World Cup shirts to be made of old bottles
Nike said shirts for the nine national teams wearing its gear, including one of the favourites Brazil, would be made from polyester recycled from used bottles.
Each shirt would use up to eight plastic bottles retrieved from Japanese and Taiwanese landfill sites, said Nike, the world's biggest sports goods manufacturer.
All of the nine teams, who also include Portugal, Netherlands and the United States, will wear the shirts.
Nike says they will keep players drier and cooler than previous kit while reducing energy consumption in manufacture by 30 percent compared to normal polyester.
Thirty-two teams will be at the month-long finals starting on June 11.
Manufacture of the shirts, which will also be sold to fans, used 13 million plastic bottles - enough to fill 29 football pitches - the U.S. company said in a media release.
The bottles were melted to produce polyester yarn, which Nike says will ensure the most environmentally-friendly kit ever.
"We are equipping athletes with newly designed uniforms that not only look great and deliver performance benefits, but are also made with recycled materials, creating less impact on our environment," said Charlie Denson, president of Nike Brand.
Nike, which dominates sales in athletics and basketball, is mounting a major campaign to win a bigger share in football, the world's most popular sport.
The company told Reuters earlier this week that it would stage a marketing blitz at the World Cup to attack rivals Adidas, the long-time market leader.
South Africa says carbon emissions from the World Cup are expected to soar compared with the 2006 tournament in Germany but it will invest in carbon credits to mitigate the impact.

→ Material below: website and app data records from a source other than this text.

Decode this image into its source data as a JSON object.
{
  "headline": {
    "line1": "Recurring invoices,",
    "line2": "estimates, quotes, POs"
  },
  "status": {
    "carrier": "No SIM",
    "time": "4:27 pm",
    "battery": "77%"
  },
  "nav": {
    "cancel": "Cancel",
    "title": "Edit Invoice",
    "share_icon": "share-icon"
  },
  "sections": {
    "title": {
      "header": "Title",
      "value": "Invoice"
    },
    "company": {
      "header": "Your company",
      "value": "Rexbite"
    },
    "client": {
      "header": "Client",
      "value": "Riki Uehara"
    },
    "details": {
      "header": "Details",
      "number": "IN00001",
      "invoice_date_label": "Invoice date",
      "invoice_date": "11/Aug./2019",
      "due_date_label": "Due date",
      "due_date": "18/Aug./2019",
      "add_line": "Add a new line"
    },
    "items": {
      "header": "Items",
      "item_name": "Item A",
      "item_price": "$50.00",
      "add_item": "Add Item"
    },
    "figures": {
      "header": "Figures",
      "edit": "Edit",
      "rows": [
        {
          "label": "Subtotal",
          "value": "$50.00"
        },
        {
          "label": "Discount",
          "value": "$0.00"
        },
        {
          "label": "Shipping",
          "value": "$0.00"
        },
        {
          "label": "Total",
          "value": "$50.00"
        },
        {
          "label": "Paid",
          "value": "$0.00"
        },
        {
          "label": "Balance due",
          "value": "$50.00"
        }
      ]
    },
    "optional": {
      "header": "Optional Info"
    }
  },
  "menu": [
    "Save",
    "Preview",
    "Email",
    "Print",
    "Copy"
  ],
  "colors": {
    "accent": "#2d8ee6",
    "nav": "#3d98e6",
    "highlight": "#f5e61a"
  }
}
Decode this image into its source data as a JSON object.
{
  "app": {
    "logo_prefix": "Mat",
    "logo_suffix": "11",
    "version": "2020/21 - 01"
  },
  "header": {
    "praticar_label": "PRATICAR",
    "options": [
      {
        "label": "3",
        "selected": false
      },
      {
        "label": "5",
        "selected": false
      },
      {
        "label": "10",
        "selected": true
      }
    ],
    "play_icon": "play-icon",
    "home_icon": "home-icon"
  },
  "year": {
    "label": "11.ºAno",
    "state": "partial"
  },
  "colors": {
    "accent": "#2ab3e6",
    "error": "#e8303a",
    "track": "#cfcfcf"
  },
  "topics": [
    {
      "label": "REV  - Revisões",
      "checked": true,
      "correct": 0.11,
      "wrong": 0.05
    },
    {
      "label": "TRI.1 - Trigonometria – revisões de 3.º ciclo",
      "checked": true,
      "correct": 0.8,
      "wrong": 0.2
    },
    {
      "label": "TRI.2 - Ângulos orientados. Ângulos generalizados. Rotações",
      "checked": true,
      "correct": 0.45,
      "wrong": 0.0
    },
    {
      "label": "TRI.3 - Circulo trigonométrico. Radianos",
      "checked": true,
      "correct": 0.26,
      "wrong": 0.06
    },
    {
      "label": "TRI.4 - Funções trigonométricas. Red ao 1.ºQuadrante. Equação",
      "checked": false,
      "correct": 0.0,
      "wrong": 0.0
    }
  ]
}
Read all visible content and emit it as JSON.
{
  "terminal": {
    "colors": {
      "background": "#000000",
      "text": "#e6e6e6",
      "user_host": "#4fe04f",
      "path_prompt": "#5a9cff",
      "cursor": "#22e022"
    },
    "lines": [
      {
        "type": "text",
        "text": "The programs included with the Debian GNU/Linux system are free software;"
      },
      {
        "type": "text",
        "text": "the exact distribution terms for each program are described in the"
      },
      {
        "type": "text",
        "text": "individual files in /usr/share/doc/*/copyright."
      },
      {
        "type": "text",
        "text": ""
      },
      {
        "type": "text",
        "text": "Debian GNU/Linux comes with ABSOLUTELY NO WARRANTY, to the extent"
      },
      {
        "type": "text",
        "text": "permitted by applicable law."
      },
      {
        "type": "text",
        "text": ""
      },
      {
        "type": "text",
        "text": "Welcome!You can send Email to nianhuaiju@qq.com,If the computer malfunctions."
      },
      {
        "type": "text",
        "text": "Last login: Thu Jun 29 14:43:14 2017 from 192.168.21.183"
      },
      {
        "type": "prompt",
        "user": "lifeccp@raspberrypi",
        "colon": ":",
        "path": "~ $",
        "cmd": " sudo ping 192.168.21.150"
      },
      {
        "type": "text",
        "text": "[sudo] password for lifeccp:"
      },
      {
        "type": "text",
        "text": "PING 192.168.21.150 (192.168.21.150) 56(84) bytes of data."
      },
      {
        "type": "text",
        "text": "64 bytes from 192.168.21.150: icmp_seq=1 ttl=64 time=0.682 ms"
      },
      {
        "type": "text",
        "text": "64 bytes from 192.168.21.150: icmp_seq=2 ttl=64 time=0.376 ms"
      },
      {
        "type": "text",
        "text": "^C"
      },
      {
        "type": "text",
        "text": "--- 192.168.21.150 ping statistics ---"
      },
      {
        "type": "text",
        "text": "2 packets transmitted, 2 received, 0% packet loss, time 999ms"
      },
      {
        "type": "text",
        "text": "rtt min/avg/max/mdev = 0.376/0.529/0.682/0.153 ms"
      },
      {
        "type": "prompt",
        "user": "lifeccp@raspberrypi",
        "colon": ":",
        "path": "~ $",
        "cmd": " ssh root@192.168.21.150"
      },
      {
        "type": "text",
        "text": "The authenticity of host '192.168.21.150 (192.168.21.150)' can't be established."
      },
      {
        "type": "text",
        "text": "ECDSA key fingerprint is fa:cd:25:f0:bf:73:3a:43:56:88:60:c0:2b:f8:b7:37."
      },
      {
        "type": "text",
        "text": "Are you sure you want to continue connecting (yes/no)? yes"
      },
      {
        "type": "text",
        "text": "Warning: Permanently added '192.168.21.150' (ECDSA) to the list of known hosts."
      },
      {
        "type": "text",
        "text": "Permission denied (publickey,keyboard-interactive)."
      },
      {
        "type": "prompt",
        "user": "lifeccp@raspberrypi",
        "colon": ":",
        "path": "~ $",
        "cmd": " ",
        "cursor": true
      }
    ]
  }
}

Nearly seven percent of the emissions will come from air travel to the long-haul destination.